CALAIS, France — The migrants, mostly young men from Africa or Afghanistan, strode out of the squalid camp at a rapid pace, not looking behind them.
Hundreds of them lined up in the cold for buses to take them to temporary housing all over France, as the government set in motion on Monday its plan to clear the sprawling migrant camp known as the “Jungle” once and for all.
For migrants all over Europe, Calais was the staging point to Britain’s presumed jobs-and-wealth Eldorado. For France’s government, the camp was a political and humanitarian disaster.
The concentration of migrants had repeatedly disrupted traffic in and out of the Channel Tunnel linking France and Britain as they tried to smuggle themselves on trucks.
But until this week, the French government had largely ignored the camp, leaving the migrants’ care mostly in the hands of benevolent associations. That neglect was no longer possible.
About 3,000 migrants were bused to new shelters across France on Monday.
Streams of migrants from Afghanistan, Eritrea, Sudan and other conflict-torn countries walked down the camp’s trash-filled, muddy lanes in small groups, pushing or dragging donated suitcases or toting knapsacks front and back. One Afghan banged a drum, another carried a giant cricket bat, a third a guitar.
Some had suitcases on their heads; others simply walked out of the camp empty-handed, bundled up against the cold. Hundreds of journalists watched the operation.
The squalid camp, growing and festering for over a year, has become a symbol of Europe’s faltering efforts to handle its migration crisis.
At its recent peak, up to 10,000 lived there in shivering misery, and as many as 100 arrived each day after arduous journeys by foot, boat, truck, and clandestine train rides across continents and seas. Before Monday’s operation, the population was 6,000 to 8,000.
Judging by the crowds on Monday, many of the migrants appeared set to shed their dreams of Britain and were as anxious to be rid of the camp as the government was. On Tuesday, French officials plan to start demolishing and clearing its flimsy shacks, fields of tents, and piles of trash spread over 1.5 square miles.

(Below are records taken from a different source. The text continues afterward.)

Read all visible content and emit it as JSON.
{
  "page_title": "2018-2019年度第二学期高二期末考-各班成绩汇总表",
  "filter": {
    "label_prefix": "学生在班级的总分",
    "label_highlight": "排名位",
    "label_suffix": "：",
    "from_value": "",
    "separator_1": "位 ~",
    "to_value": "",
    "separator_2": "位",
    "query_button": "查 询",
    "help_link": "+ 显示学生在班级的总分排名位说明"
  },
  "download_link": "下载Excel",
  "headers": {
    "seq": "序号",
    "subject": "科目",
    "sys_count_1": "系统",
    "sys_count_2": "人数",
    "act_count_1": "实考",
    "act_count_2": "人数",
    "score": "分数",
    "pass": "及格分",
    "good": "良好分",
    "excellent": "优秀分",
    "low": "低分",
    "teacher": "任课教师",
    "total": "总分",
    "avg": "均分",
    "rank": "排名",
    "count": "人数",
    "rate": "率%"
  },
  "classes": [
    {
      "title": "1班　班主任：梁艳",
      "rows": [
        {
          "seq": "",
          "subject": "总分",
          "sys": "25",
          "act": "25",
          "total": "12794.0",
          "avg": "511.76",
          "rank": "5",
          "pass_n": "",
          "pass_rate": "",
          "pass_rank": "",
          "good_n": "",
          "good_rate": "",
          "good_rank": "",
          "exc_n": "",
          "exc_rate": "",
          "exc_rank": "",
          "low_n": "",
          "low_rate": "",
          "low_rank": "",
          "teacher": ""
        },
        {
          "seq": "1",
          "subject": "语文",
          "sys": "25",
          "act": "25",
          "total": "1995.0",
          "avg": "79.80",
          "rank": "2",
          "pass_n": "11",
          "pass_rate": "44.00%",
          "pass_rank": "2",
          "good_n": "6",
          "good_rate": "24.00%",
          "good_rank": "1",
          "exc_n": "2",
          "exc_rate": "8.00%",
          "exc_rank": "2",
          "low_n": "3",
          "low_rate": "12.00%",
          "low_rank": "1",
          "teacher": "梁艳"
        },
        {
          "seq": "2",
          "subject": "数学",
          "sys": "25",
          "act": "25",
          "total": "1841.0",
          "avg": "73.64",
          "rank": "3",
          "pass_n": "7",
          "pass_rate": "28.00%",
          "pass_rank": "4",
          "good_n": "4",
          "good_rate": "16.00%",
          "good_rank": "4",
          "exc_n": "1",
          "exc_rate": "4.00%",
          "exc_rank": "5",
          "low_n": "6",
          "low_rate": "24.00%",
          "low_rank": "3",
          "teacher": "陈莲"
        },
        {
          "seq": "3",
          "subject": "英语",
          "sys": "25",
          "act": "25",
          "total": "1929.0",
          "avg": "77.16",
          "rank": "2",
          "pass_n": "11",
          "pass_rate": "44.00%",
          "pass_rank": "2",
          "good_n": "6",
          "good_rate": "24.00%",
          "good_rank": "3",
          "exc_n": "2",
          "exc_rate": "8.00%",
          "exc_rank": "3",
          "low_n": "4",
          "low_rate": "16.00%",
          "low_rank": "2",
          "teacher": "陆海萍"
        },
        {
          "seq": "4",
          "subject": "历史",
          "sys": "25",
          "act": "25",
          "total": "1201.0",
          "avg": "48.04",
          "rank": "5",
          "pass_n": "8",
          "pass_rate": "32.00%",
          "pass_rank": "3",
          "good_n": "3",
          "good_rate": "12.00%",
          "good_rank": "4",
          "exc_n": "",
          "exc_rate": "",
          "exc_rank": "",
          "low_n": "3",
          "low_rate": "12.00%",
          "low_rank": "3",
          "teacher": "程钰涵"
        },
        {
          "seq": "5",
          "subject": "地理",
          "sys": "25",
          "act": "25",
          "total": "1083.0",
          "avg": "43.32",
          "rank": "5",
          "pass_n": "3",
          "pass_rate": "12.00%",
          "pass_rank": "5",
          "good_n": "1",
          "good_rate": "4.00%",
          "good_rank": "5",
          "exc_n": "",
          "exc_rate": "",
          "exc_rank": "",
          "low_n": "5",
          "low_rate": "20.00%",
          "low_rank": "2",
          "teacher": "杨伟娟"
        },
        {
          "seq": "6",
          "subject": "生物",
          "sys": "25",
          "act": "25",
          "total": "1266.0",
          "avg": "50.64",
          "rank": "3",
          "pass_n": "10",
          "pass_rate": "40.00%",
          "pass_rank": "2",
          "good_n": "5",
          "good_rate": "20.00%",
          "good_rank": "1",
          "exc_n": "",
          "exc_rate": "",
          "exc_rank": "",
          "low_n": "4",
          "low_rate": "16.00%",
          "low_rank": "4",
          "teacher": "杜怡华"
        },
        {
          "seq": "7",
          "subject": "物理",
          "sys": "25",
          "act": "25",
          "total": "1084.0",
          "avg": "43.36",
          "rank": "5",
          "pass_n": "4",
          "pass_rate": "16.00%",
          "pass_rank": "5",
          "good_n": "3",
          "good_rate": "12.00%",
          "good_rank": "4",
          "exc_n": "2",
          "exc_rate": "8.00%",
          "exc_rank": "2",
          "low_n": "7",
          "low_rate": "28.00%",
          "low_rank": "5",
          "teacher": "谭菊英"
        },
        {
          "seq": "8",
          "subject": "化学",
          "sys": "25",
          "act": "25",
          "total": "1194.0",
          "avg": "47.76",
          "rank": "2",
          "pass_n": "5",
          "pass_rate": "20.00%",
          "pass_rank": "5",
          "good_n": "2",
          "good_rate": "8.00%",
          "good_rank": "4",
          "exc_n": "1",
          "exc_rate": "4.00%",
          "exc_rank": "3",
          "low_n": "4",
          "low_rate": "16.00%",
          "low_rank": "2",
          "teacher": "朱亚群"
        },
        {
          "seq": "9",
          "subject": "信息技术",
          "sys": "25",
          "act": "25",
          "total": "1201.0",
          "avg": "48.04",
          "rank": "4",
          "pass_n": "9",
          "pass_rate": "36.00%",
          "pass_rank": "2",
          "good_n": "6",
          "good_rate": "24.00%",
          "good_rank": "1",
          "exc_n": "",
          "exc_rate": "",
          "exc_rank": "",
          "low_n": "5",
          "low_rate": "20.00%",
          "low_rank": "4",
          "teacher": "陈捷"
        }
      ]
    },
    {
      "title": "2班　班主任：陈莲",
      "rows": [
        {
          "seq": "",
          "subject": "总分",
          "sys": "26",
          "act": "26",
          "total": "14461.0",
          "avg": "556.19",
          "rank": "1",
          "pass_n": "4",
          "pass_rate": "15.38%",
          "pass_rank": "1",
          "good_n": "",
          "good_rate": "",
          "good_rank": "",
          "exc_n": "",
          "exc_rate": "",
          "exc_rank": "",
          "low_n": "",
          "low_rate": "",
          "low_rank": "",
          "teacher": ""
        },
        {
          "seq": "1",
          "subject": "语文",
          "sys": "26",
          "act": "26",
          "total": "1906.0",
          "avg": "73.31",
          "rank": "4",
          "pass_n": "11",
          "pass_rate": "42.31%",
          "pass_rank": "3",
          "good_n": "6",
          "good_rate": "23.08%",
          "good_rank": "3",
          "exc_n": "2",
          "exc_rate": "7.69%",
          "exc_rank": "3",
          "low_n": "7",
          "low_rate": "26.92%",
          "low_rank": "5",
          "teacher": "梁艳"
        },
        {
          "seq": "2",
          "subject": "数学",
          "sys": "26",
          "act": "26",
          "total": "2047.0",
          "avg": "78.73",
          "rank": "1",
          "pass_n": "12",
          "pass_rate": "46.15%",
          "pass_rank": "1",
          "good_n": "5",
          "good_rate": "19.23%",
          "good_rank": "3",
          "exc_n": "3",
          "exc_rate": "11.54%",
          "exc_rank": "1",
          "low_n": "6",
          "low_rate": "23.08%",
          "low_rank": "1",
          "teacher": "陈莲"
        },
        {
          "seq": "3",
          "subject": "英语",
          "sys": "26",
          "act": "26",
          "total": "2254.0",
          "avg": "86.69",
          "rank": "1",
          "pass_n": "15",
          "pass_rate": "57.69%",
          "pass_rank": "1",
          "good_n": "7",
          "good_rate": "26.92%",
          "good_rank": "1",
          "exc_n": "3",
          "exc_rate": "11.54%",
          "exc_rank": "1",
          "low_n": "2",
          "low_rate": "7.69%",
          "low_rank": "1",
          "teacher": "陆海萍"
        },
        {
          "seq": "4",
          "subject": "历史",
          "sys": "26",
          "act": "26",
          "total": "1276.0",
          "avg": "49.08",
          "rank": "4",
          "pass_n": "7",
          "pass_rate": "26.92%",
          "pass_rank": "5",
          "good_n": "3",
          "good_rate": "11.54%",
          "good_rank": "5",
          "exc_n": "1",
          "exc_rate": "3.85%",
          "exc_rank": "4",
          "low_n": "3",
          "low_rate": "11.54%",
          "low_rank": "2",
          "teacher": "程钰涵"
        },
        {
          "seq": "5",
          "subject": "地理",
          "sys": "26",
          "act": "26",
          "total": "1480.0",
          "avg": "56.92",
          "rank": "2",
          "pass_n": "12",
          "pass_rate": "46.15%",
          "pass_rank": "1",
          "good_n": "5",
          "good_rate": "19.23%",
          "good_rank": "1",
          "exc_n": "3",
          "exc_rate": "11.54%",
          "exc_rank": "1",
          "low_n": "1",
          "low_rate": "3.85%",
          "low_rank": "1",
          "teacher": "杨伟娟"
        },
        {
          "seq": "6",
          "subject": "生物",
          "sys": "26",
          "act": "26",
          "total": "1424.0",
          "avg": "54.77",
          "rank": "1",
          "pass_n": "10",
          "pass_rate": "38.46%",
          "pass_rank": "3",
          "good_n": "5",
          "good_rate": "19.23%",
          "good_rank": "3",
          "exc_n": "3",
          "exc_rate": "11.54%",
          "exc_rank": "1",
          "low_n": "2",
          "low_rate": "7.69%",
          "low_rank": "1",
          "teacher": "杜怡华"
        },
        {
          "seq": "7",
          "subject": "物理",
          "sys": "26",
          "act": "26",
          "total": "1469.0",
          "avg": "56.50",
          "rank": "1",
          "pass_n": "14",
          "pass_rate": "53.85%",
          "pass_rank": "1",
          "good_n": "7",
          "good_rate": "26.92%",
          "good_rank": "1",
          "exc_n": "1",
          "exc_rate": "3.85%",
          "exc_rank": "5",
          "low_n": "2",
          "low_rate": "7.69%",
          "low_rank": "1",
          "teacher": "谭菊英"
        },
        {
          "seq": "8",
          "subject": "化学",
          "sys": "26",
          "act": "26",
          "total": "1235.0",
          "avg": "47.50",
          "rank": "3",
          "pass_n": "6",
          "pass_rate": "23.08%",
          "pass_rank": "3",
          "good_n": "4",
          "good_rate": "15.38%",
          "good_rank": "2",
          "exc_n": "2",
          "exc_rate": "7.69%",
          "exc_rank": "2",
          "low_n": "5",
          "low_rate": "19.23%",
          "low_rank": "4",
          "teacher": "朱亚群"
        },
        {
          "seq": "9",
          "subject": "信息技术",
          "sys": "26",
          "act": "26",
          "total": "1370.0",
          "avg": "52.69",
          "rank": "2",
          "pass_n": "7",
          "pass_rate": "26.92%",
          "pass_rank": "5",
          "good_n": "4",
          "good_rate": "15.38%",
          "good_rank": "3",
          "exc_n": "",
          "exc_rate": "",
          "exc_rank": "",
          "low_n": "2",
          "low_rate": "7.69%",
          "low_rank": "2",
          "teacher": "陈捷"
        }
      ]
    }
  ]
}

While the clearing of the camp was peaceful, the police warned that they were expecting some resistance from activist groups, if not from the migrants themselves, when the demolition begins on Tuesday.
“The Jungle is no good,” said Abdullah Umar, 24, who is from Sudan’s war-torn Darfur region and hoped to apply for asylum in France. He was waiting in line on the road. “There are problems. Sometimes there’s fighting. And it’s cold.”
Umar added: “France is a good country. People from France gave me all these clothes.” He pointed to his new suitcase, which looked full.
Hassan Jibril, 35, another Sudanese man, trying to keep warm in the warren of tents, said, “We are ready to leave.”
He was wearing flip-flops in the 40-degree chill and heating some pots over an outdoor fire. “It is a very bad situation here,” he said. “You see that?” he said, pointing to a trash-filled puddle next to his tent. “If you stay here, you can die.”
Awaiting the migrants was a complicated plan, fine-tuned by French officials since late summer, to disperse them in waves of bus journeys to dozens of towns and villages all over France.
Sixty buses were to take 50 migrants each on the first day, 45 buses on Tuesday and 40 on Wednesday; each migrant will be given a choice between two French regions. (The Île-de-France region, which includes Paris, and the island of Corsica are not among the options.)
Some of the towns hosting these 451 reception centers — abandoned barracks, hospitals, disused government vacation camps — have been demonstrating against their arrival in recent weeks; but the migrants do not know that.
The French government, anxious to deflect criticism from charities over the destruction of the camp, calls its plan a “humanitarian intervention,” insisting it is moving forward for the migrants’ own good.
“The immense majority of migrants present at Calais are eligible for international protection,” the Interior Ministry said in a statement. It described their sojourn in the reception centers as a “respite” allowing them to “serenely envisage a request for asylum in France.” Some, however, will not be granted asylum and will be expelled.
A Sudanese man waiting in the line to be processed on Monday seemed resigned.
“This Jungle, you have got to make a solution. Now, the border is closed,” said Ahmed Adam, 24, a plastics factory worker from Khartoum, Sudan, referring to Britain’s determination to block the migrants. “France is safety,” he said. “Khartoum is not safety.”